Our area faces several key issues and questions as the new year begins. Some will be new for 2011, others remain from previous years. Here are five of the issues that will unfold over the next 365 days.
Will your job search get easier?
The unemployment rate remains stuck in the teens, but there are signs of hope for the York County job market.
A water bottling company is considering Rock Hill for a plant that would employ 60 people.
Winbro Group Technologies picked Rock Hill for a $10 million facility that will generate 25 new jobs in Waterford Industrial Park.
Tuscarora Yarns is expanding its Clover plant with 40 new workers over the next three years.
Other positive signs: Rock Hill's unemployment rate has dropped below 20 percent - 19.8 - for the first time in 17 months. And the unemployment rates for York, Chester and Lancaster counties were all lower in November than in November 2009.
Are you willing to pay for roads?
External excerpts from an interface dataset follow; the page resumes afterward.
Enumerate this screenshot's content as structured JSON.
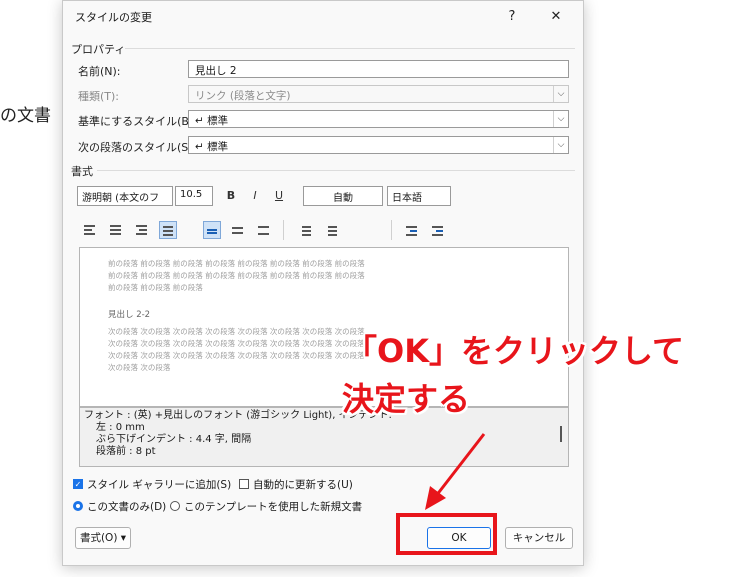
{
  "background": {
    "text": "の文書"
  },
  "dialog": {
    "title": "スタイルの変更",
    "help": "?",
    "close": "✕",
    "properties": {
      "section": "プロパティ",
      "name_label": "名前(N):",
      "name_value": "見出し 2",
      "type_label": "種類(T):",
      "type_value": "リンク (段落と文字)",
      "base_label": "基準にするスタイル(B):",
      "base_value": "↵ 標準",
      "next_label": "次の段落のスタイル(S):",
      "next_value": "↵ 標準"
    },
    "format": {
      "section": "書式",
      "font": "游明朝 (本文のフ",
      "size": "10.5",
      "bold": "B",
      "italic": "I",
      "underline": "U",
      "color": "自動",
      "language": "日本語"
    },
    "preview": {
      "prev_lines": [
        "前の段落 前の段落 前の段落 前の段落 前の段落 前の段落 前の段落 前の段落",
        "前の段落 前の段落 前の段落 前の段落 前の段落 前の段落 前の段落 前の段落",
        "前の段落 前の段落 前の段落"
      ],
      "heading": "見出し 2-2",
      "next_lines": [
        "次の段落 次の段落 次の段落 次の段落 次の段落 次の段落 次の段落 次の段落",
        "次の段落 次の段落 次の段落 次の段落 次の段落 次の段落 次の段落 次の段落",
        "次の段落 次の段落 次の段落 次の段落 次の段落 次の段落 次の段落 次の段落",
        "次の段落 次の段落"
      ]
    },
    "description": {
      "line1": "フォント : (英) +見出しのフォント (游ゴシック Light), インデント:",
      "line2": "左 : 0 mm",
      "line3": "ぶら下げインデント : 4.4 字, 間隔",
      "line4": "段落前 : 8 pt"
    },
    "options": {
      "add_gallery": "スタイル ギャラリーに追加(S)",
      "auto_update": "自動的に更新する(U)",
      "this_doc": "この文書のみ(D)",
      "template": "このテンプレートを使用した新規文書"
    },
    "buttons": {
      "format": "書式(O) ▾",
      "ok": "OK",
      "cancel": "キャンセル"
    }
  },
  "annotation": {
    "line1": "「OK」をクリックして",
    "line2": "決定する",
    "color": "#e8151b"
  }
}
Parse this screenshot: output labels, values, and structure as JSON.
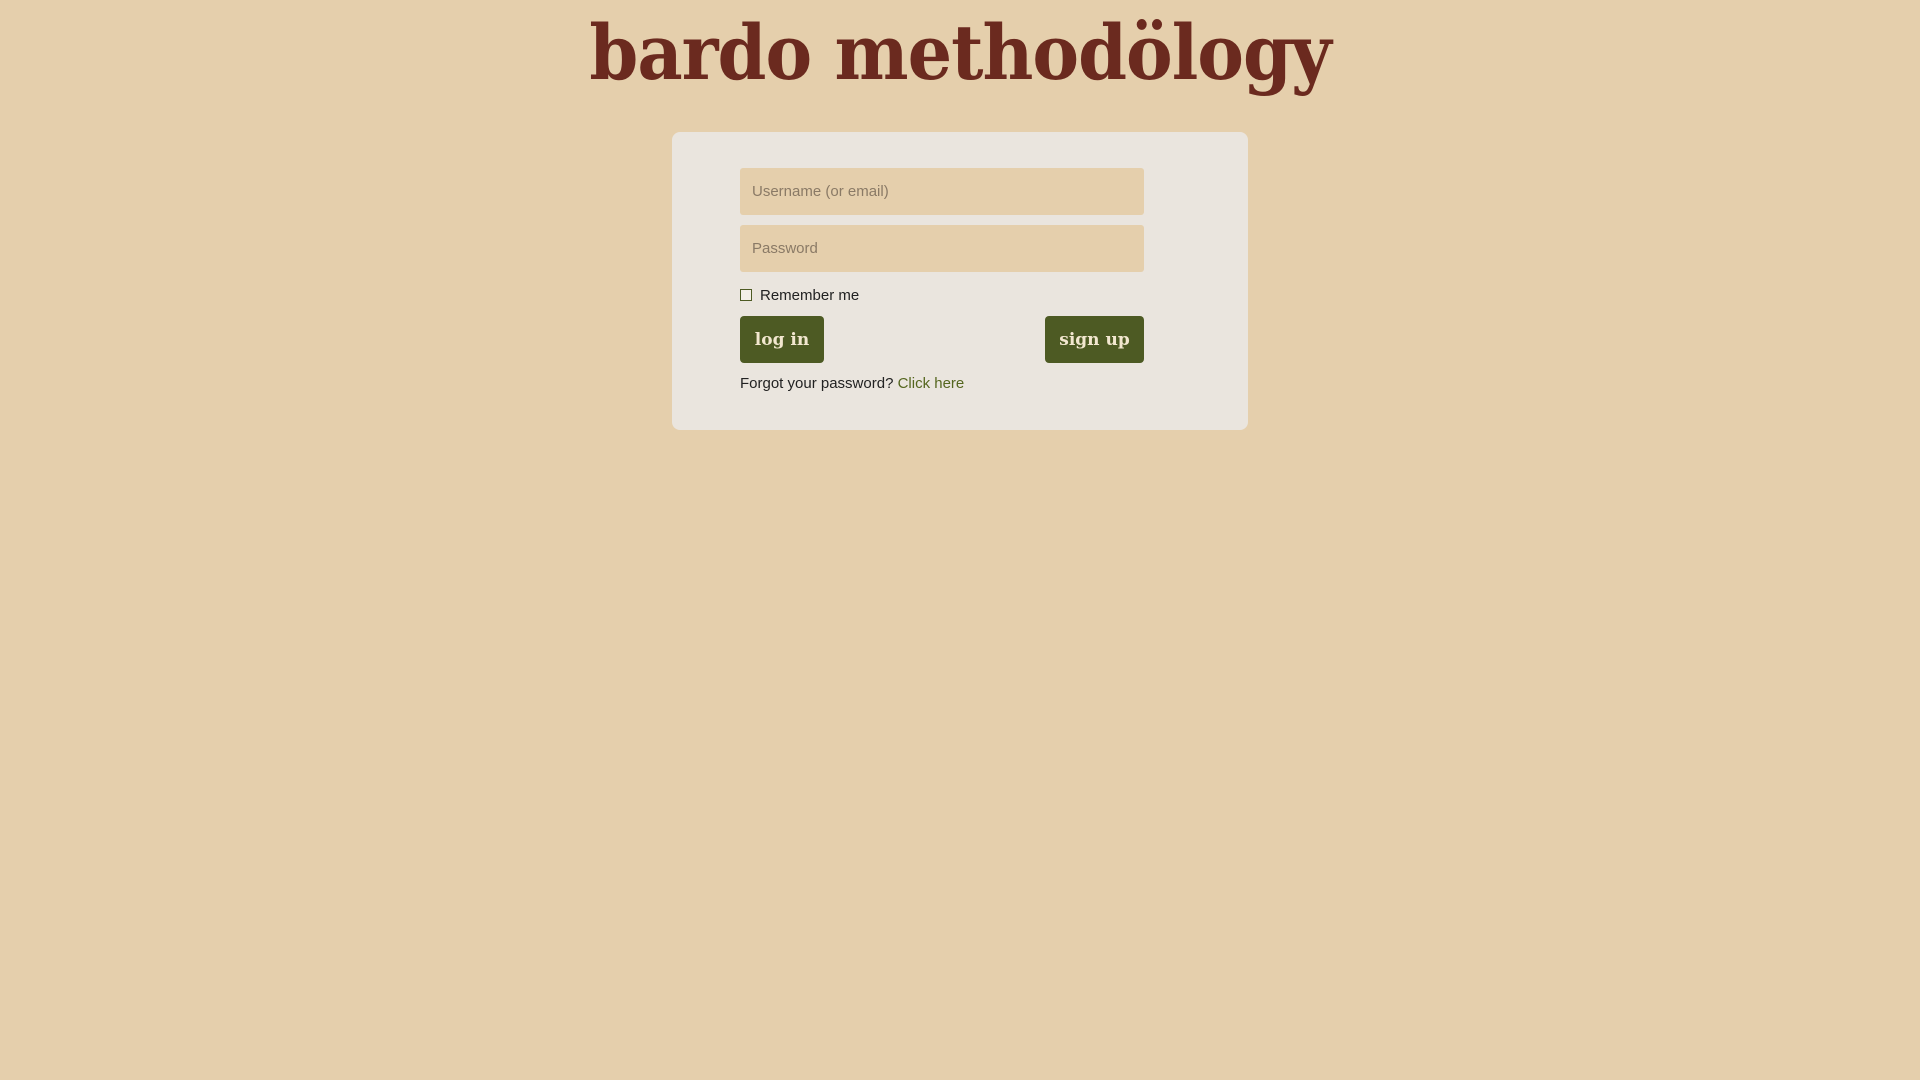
{
  "brand": {
    "logo_text": "bardo methodölogy"
  },
  "login_form": {
    "username_placeholder": "Username (or email)",
    "password_placeholder": "Password",
    "remember_label": "Remember me",
    "remember_checked": false,
    "login_label": "log in",
    "signup_label": "sign up",
    "forgot_text": "Forgot your password?",
    "forgot_link": "Click here"
  },
  "colors": {
    "background": "#e5cfac",
    "card": "#eae5de",
    "button": "#4d5a23",
    "logo": "#6b2a1f",
    "link": "#55661f"
  }
}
Tired of sitting in traffic? York County has a solution for you.
Voters will decide in June whether to approve $161 million in road construction projects with a third "Pennies for Progress" program. Voters initially approved the program in 1997 and extended it in 2003.
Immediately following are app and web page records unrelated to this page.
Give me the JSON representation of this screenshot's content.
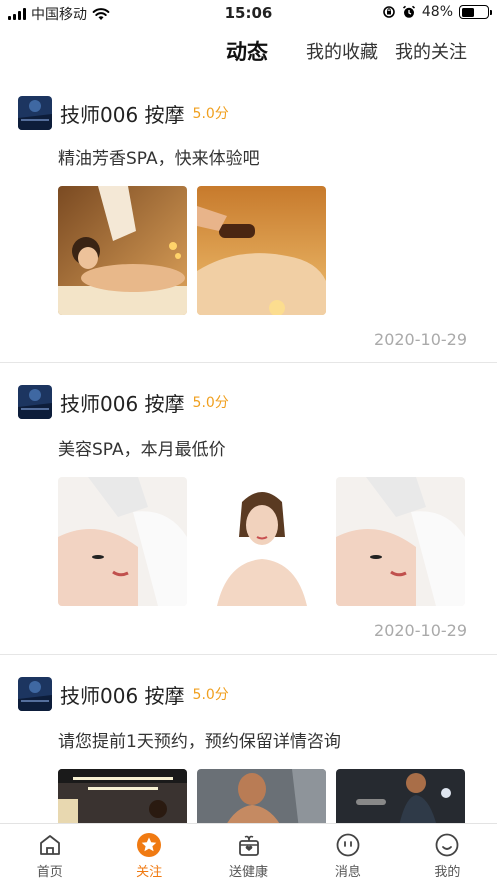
{
  "status_bar": {
    "carrier": "中国移动",
    "time": "15:06",
    "battery": "48%",
    "battery_level": 0.48
  },
  "header": {
    "tabs": [
      {
        "label": "动态",
        "active": true
      },
      {
        "label": "我的收藏",
        "active": false
      },
      {
        "label": "我的关注",
        "active": false
      }
    ]
  },
  "posts": [
    {
      "author": "技师006 按摩",
      "rating": "5.0分",
      "text": "精油芳香SPA，快来体验吧",
      "images": [
        "massage-photo",
        "oil-massage-photo"
      ],
      "date": "2020-10-29"
    },
    {
      "author": "技师006 按摩",
      "rating": "5.0分",
      "text": "美容SPA，本月最低价",
      "images": [
        "facial-photo",
        "beauty-portrait-photo",
        "facial-photo"
      ],
      "date": "2020-10-29"
    },
    {
      "author": "技师006 按摩",
      "rating": "5.0分",
      "text": "请您提前1天预约，预约保留详情咨询",
      "images": [
        "gym-photo",
        "fitness-man-photo",
        "gym-trainer-photo"
      ],
      "date": ""
    }
  ],
  "tabbar": {
    "items": [
      {
        "label": "首页",
        "icon": "home-icon",
        "active": false
      },
      {
        "label": "关注",
        "icon": "star-icon",
        "active": true
      },
      {
        "label": "送健康",
        "icon": "gift-icon",
        "active": false
      },
      {
        "label": "消息",
        "icon": "message-icon",
        "active": false
      },
      {
        "label": "我的",
        "icon": "profile-icon",
        "active": false
      }
    ]
  },
  "colors": {
    "accent": "#f07a12",
    "rating": "#f0a020",
    "date": "#aaaaaa"
  }
}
A "yes" vote would mean 53 miles of highway widening and safety improvements, plus 39 gravel road paving projects. A "yes" vote also would mean the current 1-cent sales tax for road improvements would be extended for seven years.
"Pennies for Progress is the greatest thing that has ever happened to York County," outgoing Councilman Joe Cox said last month.
Is Rock Hill ready for cycling?
Rock Hill wants to become a nationally recognized hub for amateur cycling.
Crews will soon build a 250-meter concrete velodrome, 1-milepaved road course, 7 miles of mountain bike trails, BMX and BMX Supercross tracks and a cyclocross course.
It's called the Cycling Center of the Carolinas, and the first venues should open by December at the Riverwalk development off North Cherry Road.
How will schools manage more budget cuts?
Each time school officials slashed jobs and cut programs during the last couple of years to keep up with shrinking state money, they expressed hope that things would turn around the next year.
Going into 2011, skies don't look any brighter. They might be darker.
The federal stimulus money that dampened the loss for two years runs out this summer. And South Carolina didn't qualify for $143 million in federal aid for schools because of drastic cuts in higher education spending. That leaves 2,600 teacher jobs on the line statewide, according to the S.C. Department of Education.
On top of that, legislators face a potential hole in the state's budget of $800 million for the fiscal year starting July 1, which could mean more cuts for schools.
It's too early to say how short districts in York, Chester and Lancaster counties could be. And it's unclear how districts would manage.
Most have curbed spending and sent employees on unpaid leave. Rock Hill and Fort Mill have cut programs and laid off employees.
Fort Mill officials have let Banks Trail Middle, a brand new campus, sit empty for a year because they couldn't afford to open it. They plan to partially open it for sixth and seventh graders in August. It's unclear whether potential cuts could kill that idea.
Who is our next football star?
2010 was an amazing year for high school football in Rock Hill.
Quarterback Justin Worley led Northwestern to a state title and became South Carolina's first Gatorade National Player of the Year.
A few miles away, South Pointe defensive end Jadeveon Clowney was ranked as the No. 1 recruit in the nation by Rivals.com and helped the Stallions reach the state championship game.
While Northwestern and South Pointe seek to continue their runs of dominance, the Rock Hill Bearcats must recover from a down season.